Movant alleged that plea counsel was ineffective, for inducing movant to enter an unknowing and involuntary plea of guilty, by promising that time served would reduce movant’s sentence. The circuit court found movant’s supporting testimony not credible and found credible plea counsel’s contrary testimony and other evidence. Those determinations are controlling and undisturbed on appeal.
Tamell Campbell, Appellant, vs. State of Missouri, Respondent.
Missouri Court of Appeals, Eastern District - ED110661
Ejectment and adverse possession rulings affirmed
The elements of appellants’ claim for adverse possession include hostile possession, meaning “defiance of, rather than in subordination to, the rights of others.” Challenging the circuit court’s finding for respondent on that issue, as against the weight of the evidence, appellants failed to address the evidence supporting the circuit court’s finding, resolve conflicts in favor of that finding, and show that the finding lacks support in that evidence. The circuit court’s finding on hostile possession did not negate any element of respondents’ claim for ejectment. Affirmed.
Charles E. Copper Jr. and Anita J. Copper vs. Minter D. Ringen and Diane E. Ringen, As Co-Trustees of the Minter D. Ringen and Diane E. Ringen Family Trust, U/A Dated March 25, 2021
Missouri Court of Appeals, Western District - WD85620
Attorney fees awarded in action over express appurtenant easement
Despite appellant’s briefing deficiencies, the Court of Appeals can understand some of appellant’s arguments, and appellant’s history of misconduct supports a full explanation of the law supporting the circuit court’s judgment for respondents. An easement is a property right enforceable at law or in equity. Appellant’s admissions, that respondents have an easement that benefits their dominant estate and burdens appellant’s servient estate, “are conclusive against Appellant [.]” Evidence at trial also showed that respondents own an express easement appurtenant to their property and show the easement’s location.

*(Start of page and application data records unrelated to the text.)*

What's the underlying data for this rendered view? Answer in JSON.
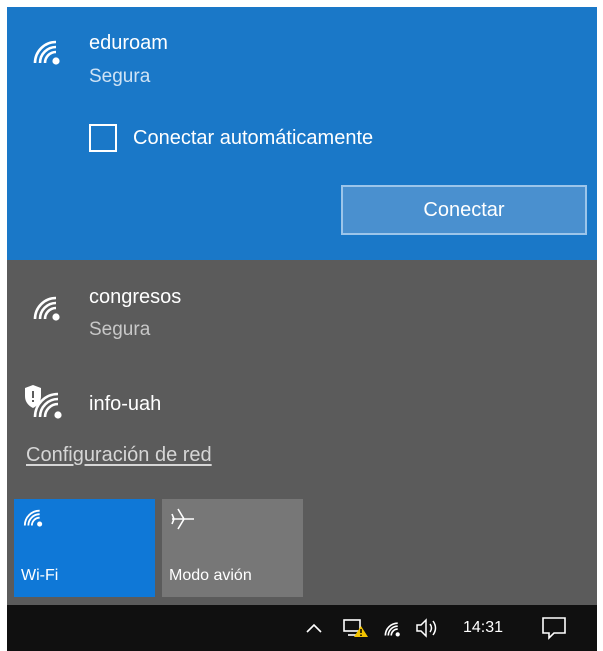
{
  "selected_network": {
    "name": "eduroam",
    "status": "Segura",
    "auto_connect_label": "Conectar automáticamente",
    "auto_connect_checked": false,
    "connect_label": "Conectar"
  },
  "networks": [
    {
      "name": "congresos",
      "status": "Segura",
      "icon": "wifi-icon"
    },
    {
      "name": "info-uah",
      "status": "",
      "icon": "wifi-shield-icon"
    }
  ],
  "network_settings_label": "Configuración de red",
  "quick_actions": [
    {
      "label": "Wi-Fi",
      "icon": "wifi-icon",
      "active": true
    },
    {
      "label": "Modo avión",
      "icon": "airplane-icon",
      "active": false
    }
  ],
  "taskbar": {
    "clock": "14:31",
    "tray_icons": [
      "chevron-up-icon",
      "network-warning-icon",
      "wifi-icon",
      "speaker-icon",
      "notification-icon"
    ]
  },
  "colors": {
    "selected_bg": "#1a78c8",
    "flyout_bg": "#5b5b5b",
    "wifi_tile": "#0f78d7",
    "airplane_tile": "#777777",
    "taskbar_bg": "#101010"
  }
}
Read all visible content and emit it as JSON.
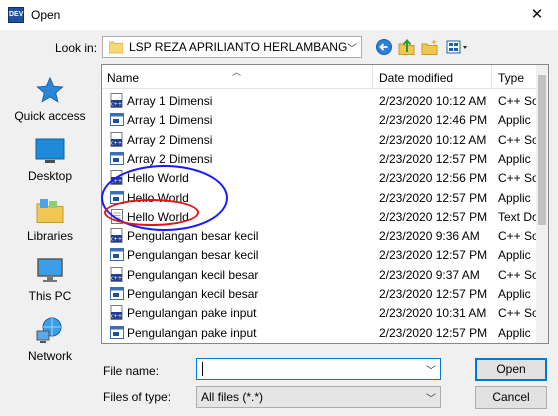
{
  "window": {
    "title": "Open",
    "icon_text": "DEV",
    "close_glyph": "✕"
  },
  "toolbar": {
    "lookin_label": "Look in:",
    "lookin_value": "LSP REZA APRILIANTO HERLAMBANG",
    "icons": [
      "back-icon",
      "up-folder-icon",
      "new-folder-icon",
      "view-menu-icon"
    ]
  },
  "places": [
    {
      "label": "Quick access",
      "icon": "quick-access-icon"
    },
    {
      "label": "Desktop",
      "icon": "desktop-icon"
    },
    {
      "label": "Libraries",
      "icon": "libraries-icon"
    },
    {
      "label": "This PC",
      "icon": "this-pc-icon"
    },
    {
      "label": "Network",
      "icon": "network-icon"
    }
  ],
  "columns": {
    "name": "Name",
    "date": "Date modified",
    "type": "Type"
  },
  "files": [
    {
      "name": "Array 1 Dimensi",
      "date": "2/23/2020 10:12 AM",
      "type": "C++ So",
      "icon": "cpp-source-icon"
    },
    {
      "name": "Array 1 Dimensi",
      "date": "2/23/2020 12:46 PM",
      "type": "Applic",
      "icon": "application-icon"
    },
    {
      "name": "Array 2 Dimensi",
      "date": "2/23/2020 10:12 AM",
      "type": "C++ So",
      "icon": "cpp-source-icon"
    },
    {
      "name": "Array 2 Dimensi",
      "date": "2/23/2020 12:57 PM",
      "type": "Applic",
      "icon": "application-icon"
    },
    {
      "name": "Hello World",
      "date": "2/23/2020 12:56 PM",
      "type": "C++ So",
      "icon": "cpp-source-icon"
    },
    {
      "name": "Hello World",
      "date": "2/23/2020 12:57 PM",
      "type": "Applic",
      "icon": "application-icon"
    },
    {
      "name": "Hello World",
      "date": "2/23/2020 12:57 PM",
      "type": "Text Do",
      "icon": "text-document-icon"
    },
    {
      "name": "Pengulangan besar kecil",
      "date": "2/23/2020 9:36 AM",
      "type": "C++ So",
      "icon": "cpp-source-icon"
    },
    {
      "name": "Pengulangan besar kecil",
      "date": "2/23/2020 12:57 PM",
      "type": "Applic",
      "icon": "application-icon"
    },
    {
      "name": "Pengulangan kecil besar",
      "date": "2/23/2020 9:37 AM",
      "type": "C++ So",
      "icon": "cpp-source-icon"
    },
    {
      "name": "Pengulangan kecil besar",
      "date": "2/23/2020 12:57 PM",
      "type": "Applic",
      "icon": "application-icon"
    },
    {
      "name": "Pengulangan pake input",
      "date": "2/23/2020 10:31 AM",
      "type": "C++ So",
      "icon": "cpp-source-icon"
    },
    {
      "name": "Pengulangan pake input",
      "date": "2/23/2020 12:57 PM",
      "type": "Applic",
      "icon": "application-icon"
    }
  ],
  "footer": {
    "filename_label": "File name:",
    "filename_value": "",
    "filetype_label": "Files of type:",
    "filetype_value": "All files (*.*)",
    "open_label": "Open",
    "cancel_label": "Cancel"
  },
  "colors": {
    "annotation_blue": "#1a1aff",
    "annotation_red": "#e01515",
    "focus_accent": "#0078d7"
  }
}
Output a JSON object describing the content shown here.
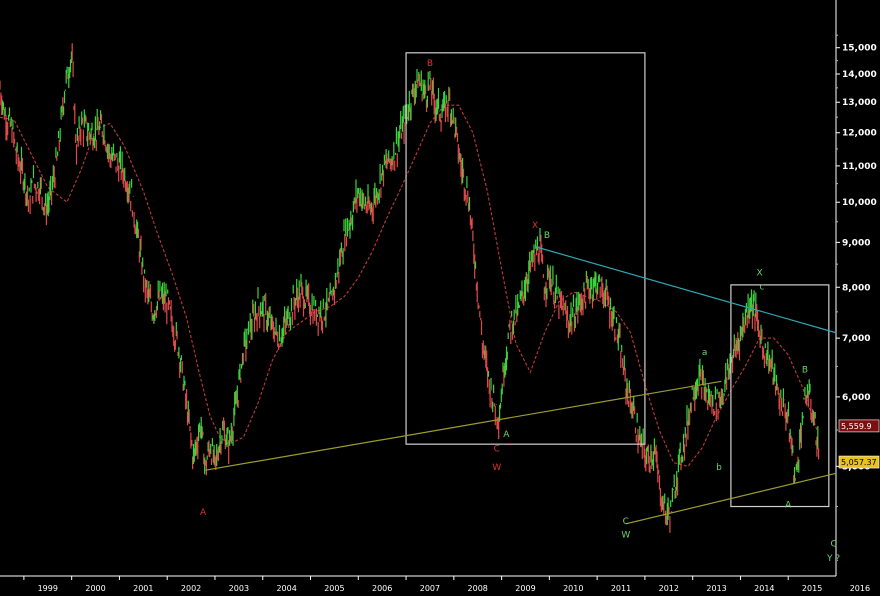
{
  "chart_data": {
    "type": "line",
    "x_axis": {
      "tick_labels": [
        "1999",
        "2000",
        "2001",
        "2002",
        "2003",
        "2004",
        "2005",
        "2006",
        "2007",
        "2008",
        "2009",
        "2010",
        "2011",
        "2012",
        "2013",
        "2014",
        "2015",
        "2016"
      ],
      "range": [
        1998.5,
        2016.0
      ]
    },
    "y_axis": {
      "scale": "log",
      "position": "right",
      "tick_labels": [
        "5,000",
        "6,000",
        "7,000",
        "8,000",
        "9,000",
        "10,000",
        "11,000",
        "12,000",
        "13,000",
        "14,000",
        "15,000"
      ],
      "tick_values": [
        5000,
        6000,
        7000,
        8000,
        9000,
        10000,
        11000,
        12000,
        13000,
        14000,
        15000
      ],
      "range": [
        3750,
        17000
      ]
    },
    "grid": false,
    "series": [
      {
        "role": "price",
        "style": "bars",
        "color_up": "#3bd43b",
        "color_down": "#e04a4a",
        "x": [
          1998.5,
          1998.6,
          1998.75,
          1998.85,
          1999.0,
          1999.1,
          1999.2,
          1999.35,
          1999.45,
          1999.55,
          1999.7,
          1999.85,
          2000.0,
          2000.1,
          2000.2,
          2000.35,
          2000.5,
          2000.65,
          2000.8,
          2000.95,
          2001.1,
          2001.25,
          2001.4,
          2001.55,
          2001.7,
          2001.85,
          2002.0,
          2002.1,
          2002.25,
          2002.4,
          2002.55,
          2002.7,
          2002.8,
          2002.9,
          2003.0,
          2003.15,
          2003.3,
          2003.45,
          2003.6,
          2003.75,
          2003.9,
          2004.05,
          2004.2,
          2004.35,
          2004.5,
          2004.65,
          2004.8,
          2004.95,
          2005.1,
          2005.25,
          2005.4,
          2005.55,
          2005.7,
          2005.85,
          2006.0,
          2006.1,
          2006.25,
          2006.4,
          2006.55,
          2006.7,
          2006.85,
          2007.0,
          2007.1,
          2007.25,
          2007.4,
          2007.5,
          2007.6,
          2007.75,
          2007.9,
          2008.0,
          2008.15,
          2008.3,
          2008.45,
          2008.6,
          2008.75,
          2008.85,
          2008.95,
          2009.05,
          2009.2,
          2009.35,
          2009.5,
          2009.65,
          2009.8,
          2009.9,
          2010.0,
          2010.1,
          2010.25,
          2010.4,
          2010.55,
          2010.7,
          2010.85,
          2011.0,
          2011.15,
          2011.3,
          2011.45,
          2011.6,
          2011.75,
          2011.9,
          2012.05,
          2012.2,
          2012.35,
          2012.45,
          2012.55,
          2012.7,
          2012.85,
          2013.0,
          2013.15,
          2013.3,
          2013.45,
          2013.6,
          2013.75,
          2013.9,
          2014.05,
          2014.2,
          2014.3,
          2014.4,
          2014.5,
          2014.65,
          2014.8,
          2014.95,
          2015.05,
          2015.15,
          2015.3,
          2015.4,
          2015.5,
          2015.6,
          2015.65
        ],
        "values": [
          13500,
          12600,
          12100,
          11300,
          10700,
          10000,
          10500,
          10400,
          9800,
          10100,
          11200,
          13400,
          14800,
          11500,
          12300,
          12000,
          12000,
          12200,
          11300,
          11100,
          10800,
          10200,
          9000,
          8000,
          7500,
          7800,
          7700,
          7300,
          6800,
          5900,
          5100,
          5600,
          4980,
          5300,
          5000,
          5500,
          5300,
          5900,
          6800,
          7200,
          7600,
          7500,
          7200,
          7000,
          7300,
          7700,
          7900,
          7700,
          7500,
          7500,
          7600,
          8200,
          9100,
          9600,
          10300,
          10000,
          9800,
          10300,
          11000,
          11200,
          11800,
          12500,
          13100,
          13800,
          13300,
          13600,
          13000,
          12600,
          13100,
          12400,
          11000,
          10200,
          8500,
          6900,
          6200,
          5900,
          5700,
          6500,
          7300,
          7500,
          8100,
          8600,
          8900,
          8000,
          8300,
          7900,
          7600,
          7300,
          7500,
          7800,
          8000,
          8100,
          7900,
          7500,
          7000,
          6200,
          5800,
          5300,
          5100,
          5200,
          4600,
          4400,
          4450,
          5000,
          5400,
          6100,
          6300,
          6000,
          5900,
          6000,
          6400,
          6800,
          7200,
          7700,
          7550,
          7100,
          6800,
          6500,
          6000,
          5800,
          5400,
          4800,
          5700,
          6100,
          5800,
          5400,
          5057
        ]
      },
      {
        "role": "moving average",
        "style": "dashed",
        "color": "#c03a3a",
        "x": [
          1998.5,
          1998.8,
          1999.1,
          1999.5,
          1999.9,
          2000.2,
          2000.5,
          2000.8,
          2001.1,
          2001.5,
          2001.8,
          2002.1,
          2002.4,
          2002.7,
          2002.9,
          2003.1,
          2003.3,
          2003.6,
          2003.9,
          2004.2,
          2004.5,
          2004.8,
          2005.1,
          2005.4,
          2005.7,
          2006.0,
          2006.3,
          2006.6,
          2006.9,
          2007.2,
          2007.5,
          2007.8,
          2008.1,
          2008.4,
          2008.7,
          2009.0,
          2009.3,
          2009.6,
          2009.9,
          2010.2,
          2010.5,
          2010.8,
          2011.1,
          2011.4,
          2011.7,
          2012.0,
          2012.3,
          2012.6,
          2012.9,
          2013.2,
          2013.5,
          2013.8,
          2014.1,
          2014.4,
          2014.7,
          2015.0,
          2015.3,
          2015.6
        ],
        "values": [
          12500,
          12400,
          11500,
          10400,
          10000,
          10900,
          12100,
          12300,
          11600,
          10300,
          9200,
          8300,
          7400,
          6300,
          5700,
          5400,
          5300,
          5400,
          5900,
          6600,
          7100,
          7300,
          7500,
          7600,
          7800,
          8200,
          8800,
          9600,
          10400,
          11300,
          12300,
          12900,
          12900,
          12000,
          10300,
          8400,
          6900,
          6400,
          7100,
          7700,
          7900,
          7800,
          7700,
          7500,
          7100,
          6200,
          5500,
          5050,
          5000,
          5250,
          5700,
          6100,
          6500,
          7000,
          7000,
          6700,
          6150,
          5500
        ]
      }
    ],
    "price_tags": [
      {
        "text": "5,559.9",
        "value": 5560,
        "color": "#7a1010"
      },
      {
        "text": "5,057.37",
        "value": 5057,
        "color": "#e8c020"
      }
    ],
    "annotations": {
      "wave_labels": [
        {
          "text": "A",
          "x": 2002.75,
          "value": 4400,
          "color": "#e03030"
        },
        {
          "text": "B",
          "x": 2007.5,
          "value": 14300,
          "color": "#e03030"
        },
        {
          "text": "X",
          "x": 2009.7,
          "value": 9350,
          "color": "#e03030"
        },
        {
          "text": "B",
          "x": 2009.95,
          "value": 9100,
          "color": "#6cd36c"
        },
        {
          "text": "A",
          "x": 2009.1,
          "value": 5400,
          "color": "#6cd36c"
        },
        {
          "text": "C",
          "x": 2008.9,
          "value": 5200,
          "color": "#e03030"
        },
        {
          "text": "W",
          "x": 2008.9,
          "value": 4950,
          "color": "#e03030"
        },
        {
          "text": "a",
          "x": 2013.25,
          "value": 6700,
          "color": "#6cd36c"
        },
        {
          "text": "b",
          "x": 2013.55,
          "value": 4950,
          "color": "#6cd36c"
        },
        {
          "text": "X",
          "x": 2014.4,
          "value": 8250,
          "color": "#6cd36c"
        },
        {
          "text": "c",
          "x": 2014.45,
          "value": 7950,
          "color": "#6cd36c"
        },
        {
          "text": "B",
          "x": 2015.35,
          "value": 6400,
          "color": "#6cd36c"
        },
        {
          "text": "A",
          "x": 2015.0,
          "value": 4490,
          "color": "#6cd36c"
        },
        {
          "text": "C",
          "x": 2011.6,
          "value": 4300,
          "color": "#6cd36c"
        },
        {
          "text": "W",
          "x": 2011.6,
          "value": 4150,
          "color": "#6cd36c"
        },
        {
          "text": "C",
          "x": 2015.95,
          "value": 4050,
          "color": "#6cd36c"
        },
        {
          "text": "Y ?",
          "x": 2015.95,
          "value": 3900,
          "color": "#6cd36c"
        }
      ],
      "trendlines": [
        {
          "x": [
            2002.8,
            2013.6
          ],
          "values": [
            4950,
            6250
          ],
          "color": "#9c9c30"
        },
        {
          "x": [
            2011.6,
            2016.0
          ],
          "values": [
            4300,
            4910
          ],
          "color": "#9c9c30"
        },
        {
          "x": [
            2009.7,
            2016.0
          ],
          "values": [
            8900,
            7100
          ],
          "color": "#2fa8b5"
        }
      ],
      "boxes": [
        {
          "x": [
            2007.0,
            2012.0
          ],
          "values": [
            5300,
            14800
          ],
          "color": "#d0d0d0"
        },
        {
          "x": [
            2013.8,
            2015.85
          ],
          "values": [
            4500,
            8050
          ],
          "color": "#d0d0d0"
        }
      ]
    }
  }
}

An appurtenant easement, once recorded, runs with the estates and survived further conveyances. Statutes on establishing private roads and widening roads are inapplicable, and no balance of interests is relevant. Appellant’s intentional misconduct constitutes a special circumstance that supports an award of attorney fees, including on appeal, the amount of which the circuit court shall determine on remand for that purpose.
Orin Wallace, and Donna Wallace, Respondents, v. Michael P. Byrne, Appellant.
Missouri Court of Appeals, Eastern District - ED110783